O’Quinn is the director of the Melton Cotton City Event Center.
“This is our very first year to get Volunteer Community of the Year,” she said.
O’Quinn said Hartwick came to her last year and said he’d noticed other cities had Volunteer Community of the Year signs and wondered if Greenbrier could get one.
She said the honor is given through the Department of Human Services and was announced at a recent Arkansas Municipal League meeting.
“I just found the application and found out we were too late to apply for that year; I asked everybody in the community — I put some feelers out on social media and asked them to turn in their volunteer hours,” O’Quinn said.
The response was great, she said, and it included Eagle Scouts, coaches for peewee sports and churches that volunteer with schools and more.
The hours she received totaled 71,473.
“It was an astronomical amount of hours, and I know it’s even more than that. I thought of other things, that even I had done, that I could have included,” she said. “It was overwhelming.”
In addition, O’Quinn said Greenbrier received the Emerging Healthy Community Award for its efforts in community wellness from the Arkansas Coalition for Obesity Prevention. It was awarded for the Mayor’s 107-Plus Challenge. The third-annual event will kick off Jan. 1 and go through April 16.

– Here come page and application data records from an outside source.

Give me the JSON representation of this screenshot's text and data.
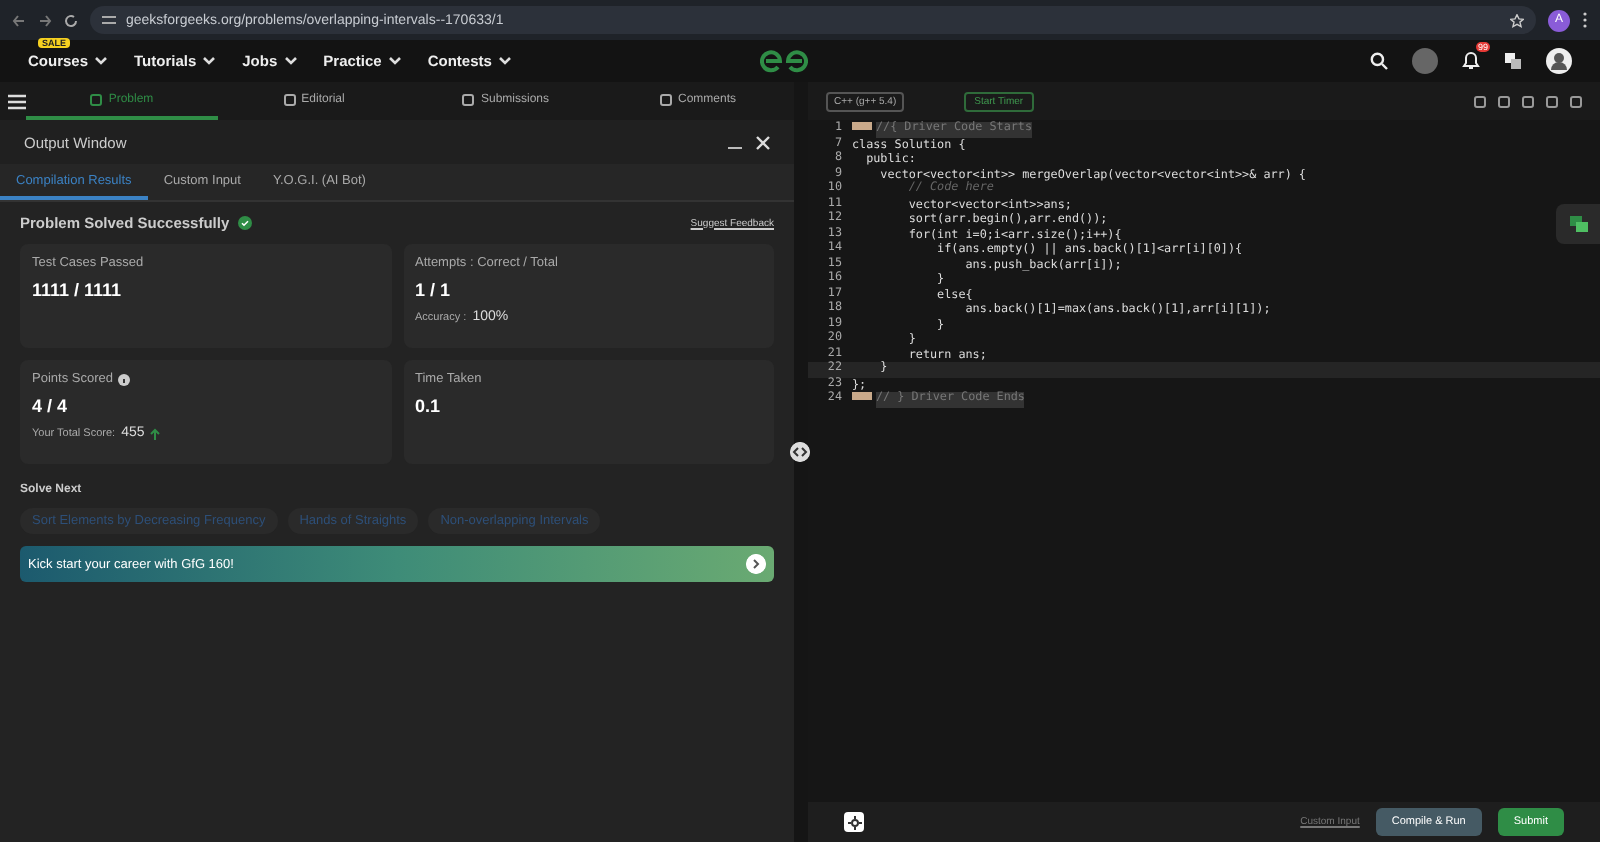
{
  "browser": {
    "url": "geeksforgeeks.org/problems/overlapping-intervals--170633/1",
    "profile": "A"
  },
  "nav": {
    "items": [
      {
        "label": "Courses",
        "badge": "SALE"
      },
      {
        "label": "Tutorials"
      },
      {
        "label": "Jobs"
      },
      {
        "label": "Practice"
      },
      {
        "label": "Contests"
      }
    ],
    "notifications": "99"
  },
  "tabs": [
    {
      "label": "Problem",
      "selected": true
    },
    {
      "label": "Editorial",
      "selected": false
    },
    {
      "label": "Submissions",
      "selected": false
    },
    {
      "label": "Comments",
      "selected": false
    }
  ],
  "output": {
    "title": "Output Window",
    "tabs": [
      {
        "label": "Compilation Results",
        "selected": true
      },
      {
        "label": "Custom Input",
        "selected": false
      },
      {
        "label": "Y.O.G.I. (AI Bot)",
        "selected": false
      }
    ],
    "status": "Problem Solved Successfully",
    "feedback": "Suggest Feedback",
    "cards": [
      {
        "title": "Test Cases Passed",
        "value": "1111 / 1111"
      },
      {
        "title": "Attempts : Correct / Total",
        "value": "1 / 1",
        "note_label": "Accuracy :",
        "note_value": "100%"
      },
      {
        "title": "Points Scored",
        "value": "4 / 4",
        "info": true,
        "note_label": "Your Total Score:",
        "note_value": "455",
        "trend_up": true
      },
      {
        "title": "Time Taken",
        "value": "0.1"
      }
    ],
    "solve_next": "Solve Next",
    "suggestions": [
      "Sort Elements by Decreasing Frequency",
      "Hands of Straights",
      "Non-overlapping Intervals"
    ],
    "banner": "Kick start your career with GfG 160!"
  },
  "editor": {
    "language": "C++ (g++ 5.4)",
    "timer": "Start Timer",
    "lines": [
      {
        "number": "1",
        "text": "//{ Driver Code Starts",
        "kind": "folded"
      },
      {
        "number": "7",
        "text": "class Solution {",
        "kind": "code"
      },
      {
        "number": "8",
        "text": "  public:",
        "kind": "code"
      },
      {
        "number": "9",
        "text": "    vector<vector<int>> mergeOverlap(vector<vector<int>>& arr) {",
        "kind": "code"
      },
      {
        "number": "10",
        "text": "        // Code here",
        "kind": "comment"
      },
      {
        "number": "11",
        "text": "        vector<vector<int>>ans;",
        "kind": "code"
      },
      {
        "number": "12",
        "text": "        sort(arr.begin(),arr.end());",
        "kind": "code"
      },
      {
        "number": "13",
        "text": "        for(int i=0;i<arr.size();i++){",
        "kind": "code"
      },
      {
        "number": "14",
        "text": "            if(ans.empty() || ans.back()[1]<arr[i][0]){",
        "kind": "code"
      },
      {
        "number": "15",
        "text": "                ans.push_back(arr[i]);",
        "kind": "code"
      },
      {
        "number": "16",
        "text": "            }",
        "kind": "code"
      },
      {
        "number": "17",
        "text": "            else{",
        "kind": "code"
      },
      {
        "number": "18",
        "text": "                ans.back()[1]=max(ans.back()[1],arr[i][1]);",
        "kind": "code"
      },
      {
        "number": "19",
        "text": "            }",
        "kind": "code"
      },
      {
        "number": "20",
        "text": "        }",
        "kind": "code"
      },
      {
        "number": "21",
        "text": "        return ans;",
        "kind": "code"
      },
      {
        "number": "22",
        "text": "    }",
        "kind": "current"
      },
      {
        "number": "23",
        "text": "};",
        "kind": "code"
      },
      {
        "number": "24",
        "text": "// } Driver Code Ends",
        "kind": "folded"
      }
    ],
    "custom_input": "Custom Input",
    "run": "Compile & Run",
    "submit": "Submit"
  }
}
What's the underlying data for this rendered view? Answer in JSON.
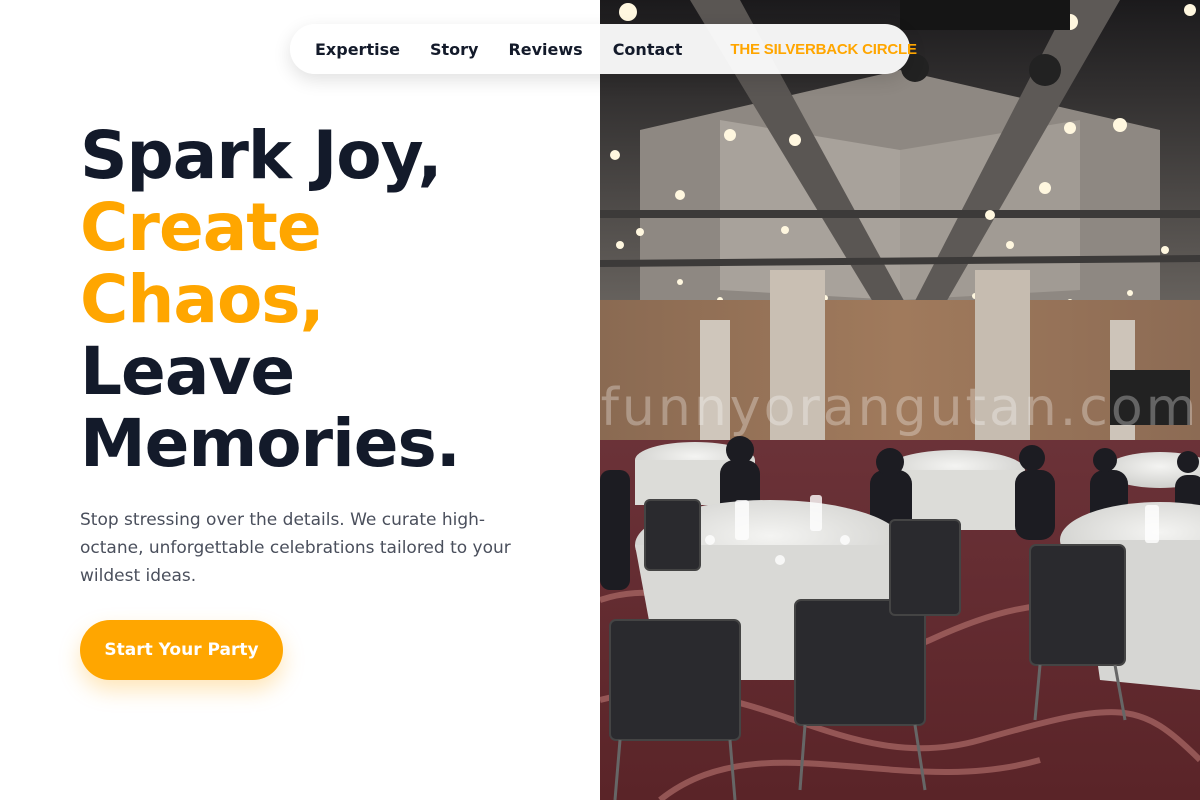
{
  "nav": {
    "links": [
      {
        "label": "Expertise"
      },
      {
        "label": "Story"
      },
      {
        "label": "Reviews"
      },
      {
        "label": "Contact"
      }
    ],
    "brand": "THE SILVERBACK CIRCLE"
  },
  "hero": {
    "headline": [
      "Spark Joy,",
      "Create",
      "Chaos,",
      "Leave",
      "Memories."
    ],
    "subtext": "Stop stressing over the details. We curate high-octane, unforgettable celebrations tailored to your wildest ideas.",
    "cta_label": "Start Your Party"
  },
  "photo": {
    "watermark": "funnyorangutan.com"
  },
  "colors": {
    "accent": "#ffa600",
    "heading": "#131a2a",
    "body_text": "#4a4f5c"
  }
}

Greenbrier has gotten even more accolades.
It was named the safest city in Arkansas for 2015.
“A lady informed me from SafeWise, ‘You have been elected as the safest city in Arkansas,’” Hartwick said. “We had no idea; it all dates back to police reports and stuff like that over a two-, three-year period.”
Greenbrier Police Chief Gene Earnhart said someone called him and had heard a news report about it.

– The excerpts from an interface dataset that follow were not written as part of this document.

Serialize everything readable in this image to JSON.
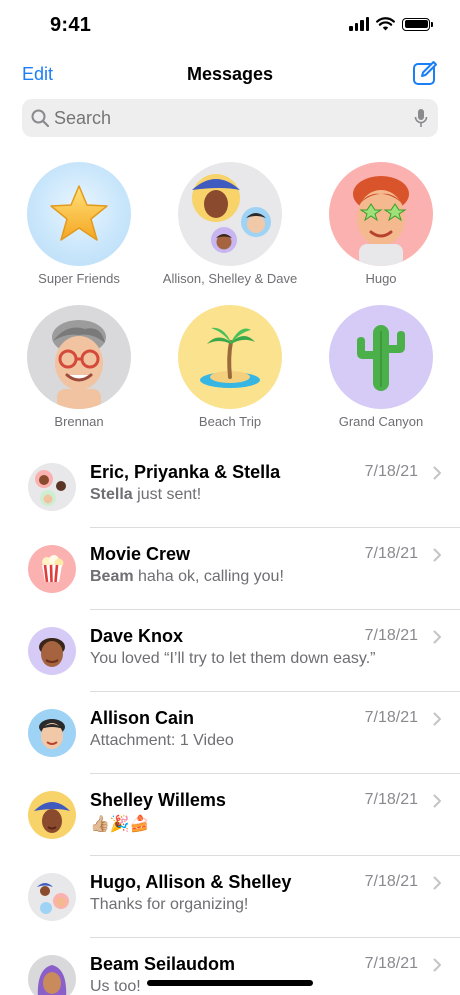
{
  "status_bar": {
    "time": "9:41",
    "icons": [
      "signal-icon",
      "wifi-icon",
      "battery-icon"
    ]
  },
  "nav": {
    "edit_label": "Edit",
    "title": "Messages",
    "compose_icon": "compose-icon"
  },
  "search": {
    "placeholder": "Search",
    "icon": "search-icon",
    "mic_icon": "mic-icon"
  },
  "pinned": [
    {
      "label": "Super Friends"
    },
    {
      "label": "Allison, Shelley & Dave"
    },
    {
      "label": "Hugo"
    },
    {
      "label": "Brennan"
    },
    {
      "label": "Beach Trip"
    },
    {
      "label": "Grand Canyon"
    }
  ],
  "conversations": [
    {
      "name": "Eric, Priyanka & Stella",
      "date": "7/18/21",
      "sender": "Stella",
      "preview": " just sent!"
    },
    {
      "name": "Movie Crew",
      "date": "7/18/21",
      "sender": "Beam",
      "preview": " haha ok, calling you!"
    },
    {
      "name": "Dave Knox",
      "date": "7/18/21",
      "sender": "",
      "preview": "You loved “I’ll try to let them down easy.”"
    },
    {
      "name": "Allison Cain",
      "date": "7/18/21",
      "sender": "",
      "preview": "Attachment: 1 Video"
    },
    {
      "name": "Shelley Willems",
      "date": "7/18/21",
      "sender": "",
      "preview": "👍🏼🎉🍰"
    },
    {
      "name": "Hugo, Allison & Shelley",
      "date": "7/18/21",
      "sender": "",
      "preview": "Thanks for organizing!"
    },
    {
      "name": "Beam Seilaudom",
      "date": "7/18/21",
      "sender": "",
      "preview": "Us too!"
    }
  ],
  "colors": {
    "accent": "#1a7ef7",
    "secondary_text": "#6e6e73",
    "search_bg": "#eeeeef"
  }
}
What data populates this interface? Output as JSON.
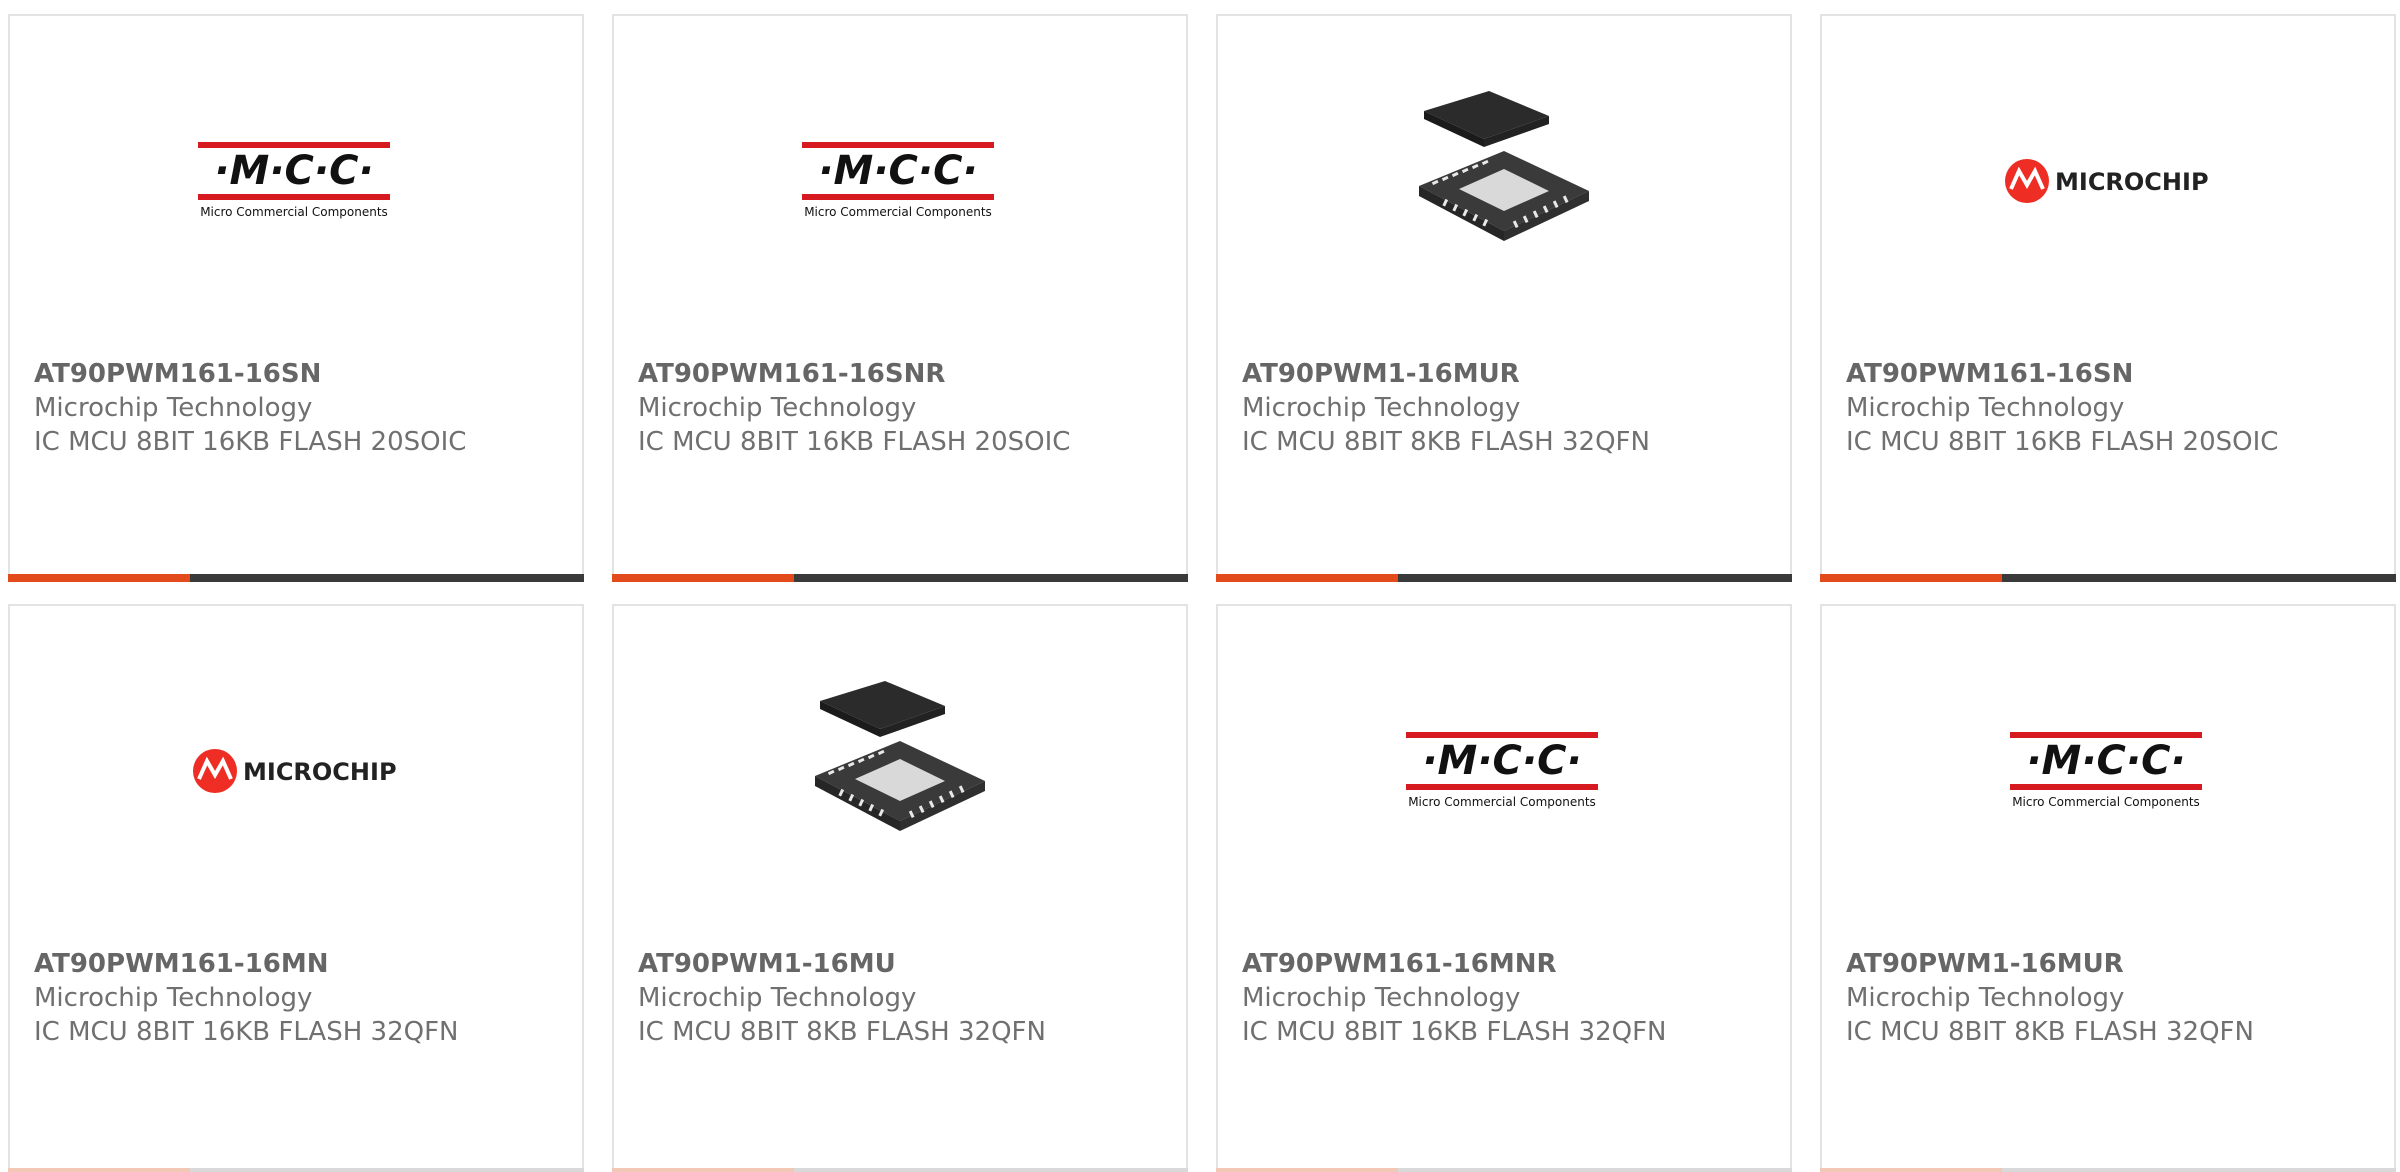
{
  "colors": {
    "accent": "#e34a1c",
    "bar_dark": "#3a3a3a",
    "text": "#707070",
    "card_border": "#e3e3e3",
    "mcc_red": "#d71920",
    "microchip_red": "#ee2e24"
  },
  "products": [
    {
      "part_number": "AT90PWM161-16SN",
      "manufacturer": "Microchip Technology",
      "description": "IC MCU 8BIT 16KB FLASH 20SOIC",
      "image": "mcc-logo"
    },
    {
      "part_number": "AT90PWM161-16SNR",
      "manufacturer": "Microchip Technology",
      "description": "IC MCU 8BIT 16KB FLASH 20SOIC",
      "image": "mcc-logo"
    },
    {
      "part_number": "AT90PWM1-16MUR",
      "manufacturer": "Microchip Technology",
      "description": "IC MCU 8BIT 8KB FLASH 32QFN",
      "image": "qfn-package"
    },
    {
      "part_number": "AT90PWM161-16SN",
      "manufacturer": "Microchip Technology",
      "description": "IC MCU 8BIT 16KB FLASH 20SOIC",
      "image": "microchip-logo"
    },
    {
      "part_number": "AT90PWM161-16MN",
      "manufacturer": "Microchip Technology",
      "description": "IC MCU 8BIT 16KB FLASH 32QFN",
      "image": "microchip-logo"
    },
    {
      "part_number": "AT90PWM1-16MU",
      "manufacturer": "Microchip Technology",
      "description": "IC MCU 8BIT 8KB FLASH 32QFN",
      "image": "qfn-package"
    },
    {
      "part_number": "AT90PWM161-16MNR",
      "manufacturer": "Microchip Technology",
      "description": "IC MCU 8BIT 16KB FLASH 32QFN",
      "image": "mcc-logo"
    },
    {
      "part_number": "AT90PWM1-16MUR",
      "manufacturer": "Microchip Technology",
      "description": "IC MCU 8BIT 8KB FLASH 32QFN",
      "image": "mcc-logo"
    }
  ],
  "logos": {
    "mcc_text": "·M·C·C·",
    "mcc_subtitle": "Micro Commercial Components",
    "microchip_text": "MICROCHIP"
  }
}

“You don’t know until they publicize it,” he said. “We turn in records like we’re supposed to every month, every year, and what they do, they review the records of cities our size, … whichever has less violent crime.”
According to the SafeWise website, based on FBI Crime Report statistics, Greenbrier’s violent crimes were 0 percent per 1,000 residents, and property crimes were 1.57 per 1,000 residents.

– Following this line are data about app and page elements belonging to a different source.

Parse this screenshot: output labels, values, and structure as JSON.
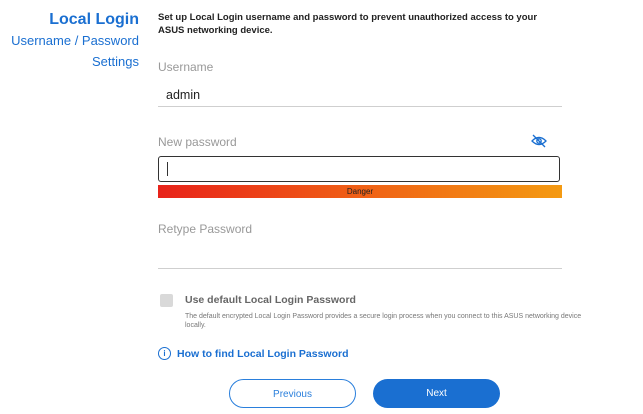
{
  "sidebar": {
    "title": "Local Login",
    "subtitle_line1": "Username / Password",
    "subtitle_line2": "Settings"
  },
  "form": {
    "intro": "Set up Local Login username and password to prevent unauthorized access to your ASUS networking device.",
    "username_label": "Username",
    "username_value": "admin",
    "new_password_label": "New password",
    "new_password_value": "",
    "strength_text": "Danger",
    "retype_label": "Retype Password",
    "retype_value": "",
    "use_default_label": "Use default Local Login Password",
    "use_default_desc": "The default encrypted Local Login Password provides a secure login process when you connect to this ASUS networking device locally.",
    "help_link": "How to find Local Login Password"
  },
  "buttons": {
    "previous": "Previous",
    "next": "Next"
  },
  "colors": {
    "accent": "#1a6fd1",
    "danger_start": "#e8231a",
    "danger_end": "#f49a12"
  }
}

The population of Greenbrier is approximately 5,000 people, Earnhart said.
He said the city came in third in its category a few years ago.
The mayor also said an ongoing land acquisition that was delayed closed in November.
The city paid $755,000 for about 54.9 acres at 42 S. Broadview. The property was co-owned by Martha Garrett of Texas, whose father, the late Percy Matthews, was a former Greenbrier mayor. Also listed as an owner was Garrett’s sister-in-law, Wadette Matthews of Texas. When the acquisition process started, a question arose about the exact acreage because the paperwork was insufficient.
One of the ideas for the property is to create a city park, Hartwick said.
“It’s ours; we have not done anything to it yet except to bush-hog it; we’re getting a look at it now,” he said. “We’ll probably just sit on it till the first of the year; then I’m going to start meeting with some people. [The University of Central Arkansas] has that economic-development bunch that’s really good. I’m probably going to get them to help me put together a plan,” he said.
Senior writer Tammy Keith can be reached at (501) 327-0370 or email@example.com.